## What the task requires:
Find every line in the records that holds the string "HELPDIR". Copy each one.

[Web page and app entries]
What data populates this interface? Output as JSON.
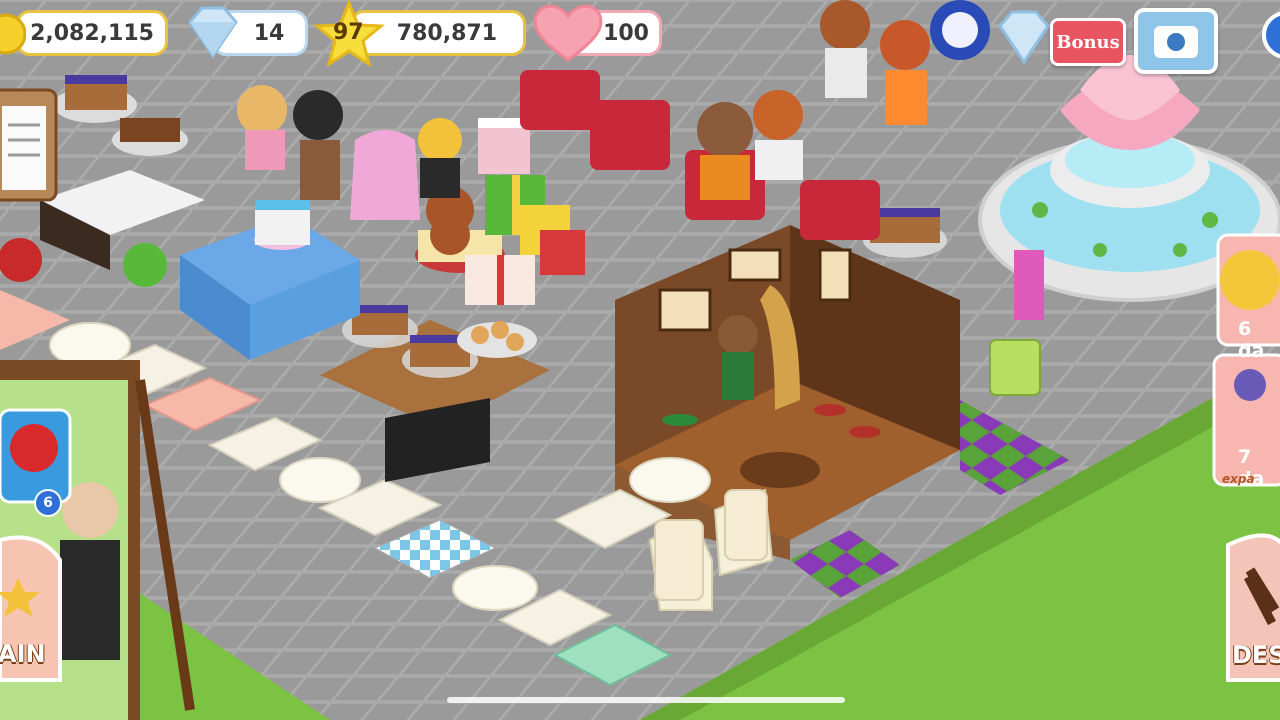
{
  "hud": {
    "coins": "2,082,115",
    "gems": "14",
    "level": "97",
    "experience": "780,871",
    "hearts": "100"
  },
  "buttons": {
    "bonus_label": "Bonus",
    "main_label": "AIN",
    "design_label": "DES"
  },
  "side_panel": {
    "timer_1": "6 da",
    "timer_2": "7 da",
    "caption": "expa"
  },
  "notification_badge": "6",
  "icons": [
    "coin-icon",
    "gem-icon",
    "star-icon",
    "heart-icon",
    "gem-bonus-icon",
    "phone-icon",
    "clipboard-icon",
    "mascot-icon",
    "spatula-icon"
  ],
  "colors": {
    "grass": "#7cc243",
    "floor": "#9a9a9a",
    "bonus_red": "#e8545f",
    "hud_gold": "#e9c33f"
  }
}
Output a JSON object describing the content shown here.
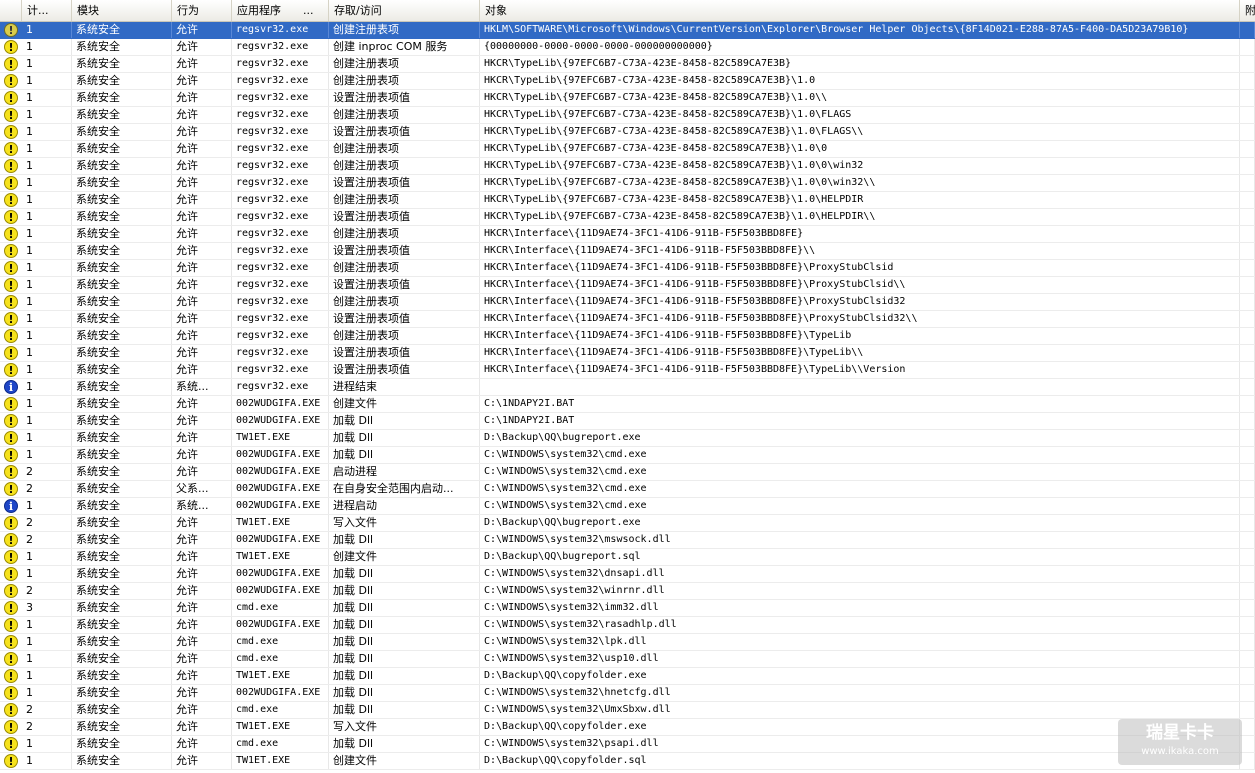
{
  "columns": [
    "计...",
    "模块",
    "行为",
    "应用程序",
    "...",
    "存取/访问",
    "对象",
    "附"
  ],
  "rows": [
    {
      "icon": "warning",
      "count": "1",
      "module": "系统安全",
      "action": "允许",
      "app": "regsvr32.exe",
      "access": "创建注册表项",
      "object": "HKLM\\SOFTWARE\\Microsoft\\Windows\\CurrentVersion\\Explorer\\Browser Helper Objects\\{8F14D021-E288-87A5-F400-DA5D23A79B10}",
      "selected": true
    },
    {
      "icon": "warning",
      "count": "1",
      "module": "系统安全",
      "action": "允许",
      "app": "regsvr32.exe",
      "access": "创建 inproc COM 服务",
      "object": "{00000000-0000-0000-0000-000000000000}"
    },
    {
      "icon": "warning",
      "count": "1",
      "module": "系统安全",
      "action": "允许",
      "app": "regsvr32.exe",
      "access": "创建注册表项",
      "object": "HKCR\\TypeLib\\{97EFC6B7-C73A-423E-8458-82C589CA7E3B}"
    },
    {
      "icon": "warning",
      "count": "1",
      "module": "系统安全",
      "action": "允许",
      "app": "regsvr32.exe",
      "access": "创建注册表项",
      "object": "HKCR\\TypeLib\\{97EFC6B7-C73A-423E-8458-82C589CA7E3B}\\1.0"
    },
    {
      "icon": "warning",
      "count": "1",
      "module": "系统安全",
      "action": "允许",
      "app": "regsvr32.exe",
      "access": "设置注册表项值",
      "object": "HKCR\\TypeLib\\{97EFC6B7-C73A-423E-8458-82C589CA7E3B}\\1.0\\\\"
    },
    {
      "icon": "warning",
      "count": "1",
      "module": "系统安全",
      "action": "允许",
      "app": "regsvr32.exe",
      "access": "创建注册表项",
      "object": "HKCR\\TypeLib\\{97EFC6B7-C73A-423E-8458-82C589CA7E3B}\\1.0\\FLAGS"
    },
    {
      "icon": "warning",
      "count": "1",
      "module": "系统安全",
      "action": "允许",
      "app": "regsvr32.exe",
      "access": "设置注册表项值",
      "object": "HKCR\\TypeLib\\{97EFC6B7-C73A-423E-8458-82C589CA7E3B}\\1.0\\FLAGS\\\\"
    },
    {
      "icon": "warning",
      "count": "1",
      "module": "系统安全",
      "action": "允许",
      "app": "regsvr32.exe",
      "access": "创建注册表项",
      "object": "HKCR\\TypeLib\\{97EFC6B7-C73A-423E-8458-82C589CA7E3B}\\1.0\\0"
    },
    {
      "icon": "warning",
      "count": "1",
      "module": "系统安全",
      "action": "允许",
      "app": "regsvr32.exe",
      "access": "创建注册表项",
      "object": "HKCR\\TypeLib\\{97EFC6B7-C73A-423E-8458-82C589CA7E3B}\\1.0\\0\\win32"
    },
    {
      "icon": "warning",
      "count": "1",
      "module": "系统安全",
      "action": "允许",
      "app": "regsvr32.exe",
      "access": "设置注册表项值",
      "object": "HKCR\\TypeLib\\{97EFC6B7-C73A-423E-8458-82C589CA7E3B}\\1.0\\0\\win32\\\\"
    },
    {
      "icon": "warning",
      "count": "1",
      "module": "系统安全",
      "action": "允许",
      "app": "regsvr32.exe",
      "access": "创建注册表项",
      "object": "HKCR\\TypeLib\\{97EFC6B7-C73A-423E-8458-82C589CA7E3B}\\1.0\\HELPDIR"
    },
    {
      "icon": "warning",
      "count": "1",
      "module": "系统安全",
      "action": "允许",
      "app": "regsvr32.exe",
      "access": "设置注册表项值",
      "object": "HKCR\\TypeLib\\{97EFC6B7-C73A-423E-8458-82C589CA7E3B}\\1.0\\HELPDIR\\\\"
    },
    {
      "icon": "warning",
      "count": "1",
      "module": "系统安全",
      "action": "允许",
      "app": "regsvr32.exe",
      "access": "创建注册表项",
      "object": "HKCR\\Interface\\{11D9AE74-3FC1-41D6-911B-F5F503BBD8FE}"
    },
    {
      "icon": "warning",
      "count": "1",
      "module": "系统安全",
      "action": "允许",
      "app": "regsvr32.exe",
      "access": "设置注册表项值",
      "object": "HKCR\\Interface\\{11D9AE74-3FC1-41D6-911B-F5F503BBD8FE}\\\\"
    },
    {
      "icon": "warning",
      "count": "1",
      "module": "系统安全",
      "action": "允许",
      "app": "regsvr32.exe",
      "access": "创建注册表项",
      "object": "HKCR\\Interface\\{11D9AE74-3FC1-41D6-911B-F5F503BBD8FE}\\ProxyStubClsid"
    },
    {
      "icon": "warning",
      "count": "1",
      "module": "系统安全",
      "action": "允许",
      "app": "regsvr32.exe",
      "access": "设置注册表项值",
      "object": "HKCR\\Interface\\{11D9AE74-3FC1-41D6-911B-F5F503BBD8FE}\\ProxyStubClsid\\\\"
    },
    {
      "icon": "warning",
      "count": "1",
      "module": "系统安全",
      "action": "允许",
      "app": "regsvr32.exe",
      "access": "创建注册表项",
      "object": "HKCR\\Interface\\{11D9AE74-3FC1-41D6-911B-F5F503BBD8FE}\\ProxyStubClsid32"
    },
    {
      "icon": "warning",
      "count": "1",
      "module": "系统安全",
      "action": "允许",
      "app": "regsvr32.exe",
      "access": "设置注册表项值",
      "object": "HKCR\\Interface\\{11D9AE74-3FC1-41D6-911B-F5F503BBD8FE}\\ProxyStubClsid32\\\\"
    },
    {
      "icon": "warning",
      "count": "1",
      "module": "系统安全",
      "action": "允许",
      "app": "regsvr32.exe",
      "access": "创建注册表项",
      "object": "HKCR\\Interface\\{11D9AE74-3FC1-41D6-911B-F5F503BBD8FE}\\TypeLib"
    },
    {
      "icon": "warning",
      "count": "1",
      "module": "系统安全",
      "action": "允许",
      "app": "regsvr32.exe",
      "access": "设置注册表项值",
      "object": "HKCR\\Interface\\{11D9AE74-3FC1-41D6-911B-F5F503BBD8FE}\\TypeLib\\\\"
    },
    {
      "icon": "warning",
      "count": "1",
      "module": "系统安全",
      "action": "允许",
      "app": "regsvr32.exe",
      "access": "设置注册表项值",
      "object": "HKCR\\Interface\\{11D9AE74-3FC1-41D6-911B-F5F503BBD8FE}\\TypeLib\\\\Version"
    },
    {
      "icon": "info",
      "count": "1",
      "module": "系统安全",
      "action": "系统...",
      "app": "regsvr32.exe",
      "access": "进程结束",
      "object": ""
    },
    {
      "icon": "warning",
      "count": "1",
      "module": "系统安全",
      "action": "允许",
      "app": "002WUDGIFA.EXE",
      "access": "创建文件",
      "object": "C:\\1NDAPY2I.BAT"
    },
    {
      "icon": "warning",
      "count": "1",
      "module": "系统安全",
      "action": "允许",
      "app": "002WUDGIFA.EXE",
      "access": "加载 Dll",
      "object": "C:\\1NDAPY2I.BAT"
    },
    {
      "icon": "warning",
      "count": "1",
      "module": "系统安全",
      "action": "允许",
      "app": "TW1ET.EXE",
      "access": "加载 Dll",
      "object": "D:\\Backup\\QQ\\bugreport.exe"
    },
    {
      "icon": "warning",
      "count": "1",
      "module": "系统安全",
      "action": "允许",
      "app": "002WUDGIFA.EXE",
      "access": "加载 Dll",
      "object": "C:\\WINDOWS\\system32\\cmd.exe"
    },
    {
      "icon": "warning",
      "count": "2",
      "module": "系统安全",
      "action": "允许",
      "app": "002WUDGIFA.EXE",
      "access": "启动进程",
      "object": "C:\\WINDOWS\\system32\\cmd.exe"
    },
    {
      "icon": "warning",
      "count": "2",
      "module": "系统安全",
      "action": "父系...",
      "app": "002WUDGIFA.EXE",
      "access": "在自身安全范围内启动...",
      "object": "C:\\WINDOWS\\system32\\cmd.exe"
    },
    {
      "icon": "info",
      "count": "1",
      "module": "系统安全",
      "action": "系统...",
      "app": "002WUDGIFA.EXE",
      "access": "进程启动",
      "object": "C:\\WINDOWS\\system32\\cmd.exe"
    },
    {
      "icon": "warning",
      "count": "2",
      "module": "系统安全",
      "action": "允许",
      "app": "TW1ET.EXE",
      "access": "写入文件",
      "object": "D:\\Backup\\QQ\\bugreport.exe"
    },
    {
      "icon": "warning",
      "count": "2",
      "module": "系统安全",
      "action": "允许",
      "app": "002WUDGIFA.EXE",
      "access": "加载 Dll",
      "object": "C:\\WINDOWS\\system32\\mswsock.dll"
    },
    {
      "icon": "warning",
      "count": "1",
      "module": "系统安全",
      "action": "允许",
      "app": "TW1ET.EXE",
      "access": "创建文件",
      "object": "D:\\Backup\\QQ\\bugreport.sql"
    },
    {
      "icon": "warning",
      "count": "1",
      "module": "系统安全",
      "action": "允许",
      "app": "002WUDGIFA.EXE",
      "access": "加载 Dll",
      "object": "C:\\WINDOWS\\system32\\dnsapi.dll"
    },
    {
      "icon": "warning",
      "count": "2",
      "module": "系统安全",
      "action": "允许",
      "app": "002WUDGIFA.EXE",
      "access": "加载 Dll",
      "object": "C:\\WINDOWS\\system32\\winrnr.dll"
    },
    {
      "icon": "warning",
      "count": "3",
      "module": "系统安全",
      "action": "允许",
      "app": "cmd.exe",
      "access": "加载 Dll",
      "object": "C:\\WINDOWS\\system32\\imm32.dll"
    },
    {
      "icon": "warning",
      "count": "1",
      "module": "系统安全",
      "action": "允许",
      "app": "002WUDGIFA.EXE",
      "access": "加载 Dll",
      "object": "C:\\WINDOWS\\system32\\rasadhlp.dll"
    },
    {
      "icon": "warning",
      "count": "1",
      "module": "系统安全",
      "action": "允许",
      "app": "cmd.exe",
      "access": "加载 Dll",
      "object": "C:\\WINDOWS\\system32\\lpk.dll"
    },
    {
      "icon": "warning",
      "count": "1",
      "module": "系统安全",
      "action": "允许",
      "app": "cmd.exe",
      "access": "加载 Dll",
      "object": "C:\\WINDOWS\\system32\\usp10.dll"
    },
    {
      "icon": "warning",
      "count": "1",
      "module": "系统安全",
      "action": "允许",
      "app": "TW1ET.EXE",
      "access": "加载 Dll",
      "object": "D:\\Backup\\QQ\\copyfolder.exe"
    },
    {
      "icon": "warning",
      "count": "1",
      "module": "系统安全",
      "action": "允许",
      "app": "002WUDGIFA.EXE",
      "access": "加载 Dll",
      "object": "C:\\WINDOWS\\system32\\hnetcfg.dll"
    },
    {
      "icon": "warning",
      "count": "2",
      "module": "系统安全",
      "action": "允许",
      "app": "cmd.exe",
      "access": "加载 Dll",
      "object": "C:\\WINDOWS\\system32\\UmxSbxw.dll"
    },
    {
      "icon": "warning",
      "count": "2",
      "module": "系统安全",
      "action": "允许",
      "app": "TW1ET.EXE",
      "access": "写入文件",
      "object": "D:\\Backup\\QQ\\copyfolder.exe"
    },
    {
      "icon": "warning",
      "count": "1",
      "module": "系统安全",
      "action": "允许",
      "app": "cmd.exe",
      "access": "加载 Dll",
      "object": "C:\\WINDOWS\\system32\\psapi.dll"
    },
    {
      "icon": "warning",
      "count": "1",
      "module": "系统安全",
      "action": "允许",
      "app": "TW1ET.EXE",
      "access": "创建文件",
      "object": "D:\\Backup\\QQ\\copyfolder.sql"
    }
  ],
  "icons": {
    "warning": "!",
    "info": "i"
  },
  "watermark": {
    "line1": "瑞星卡卡",
    "line2": "www.ikaka.com"
  },
  "colors": {
    "selection": "#316ac5",
    "warning": "#f6e21c",
    "info": "#1e46c8"
  }
}
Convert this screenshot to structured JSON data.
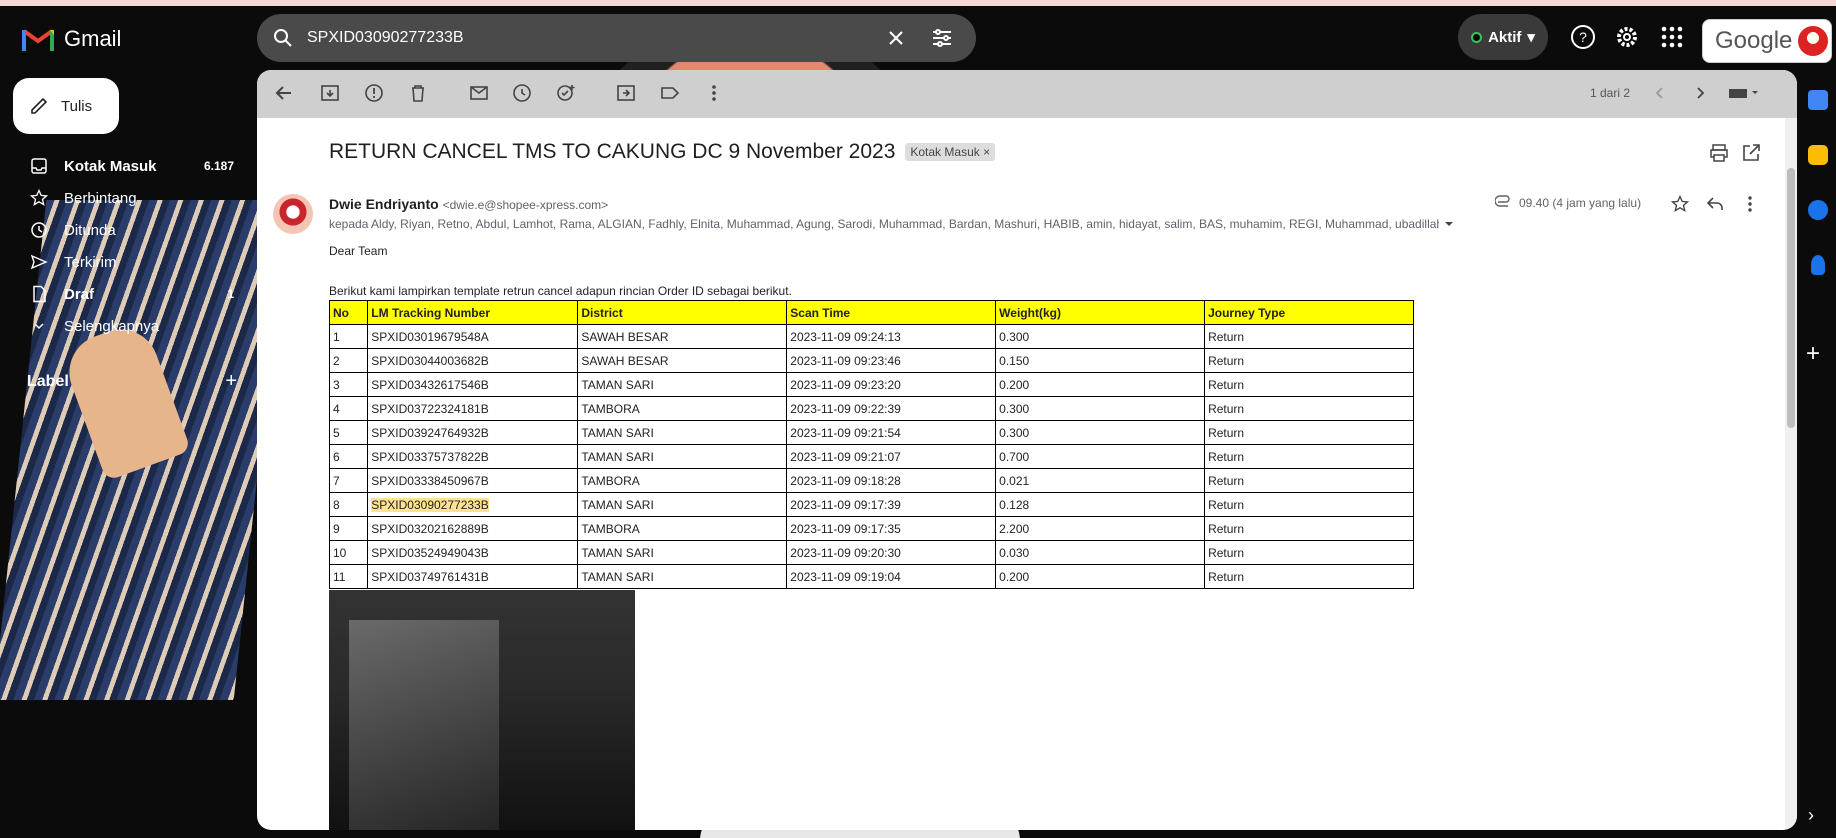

## Solution for this exercise:
      "object": "HKCR\\TypeLib\\{97EFC6B7-C73A-423E-8458-82C589CA7E3B}\\1.0\\HELPDIR"
      "object": "HKCR\\TypeLib\\{97EFC6B7-C73A-423E-8458-82C589CA7E3B}\\1.0\\HELPDIR\\\\"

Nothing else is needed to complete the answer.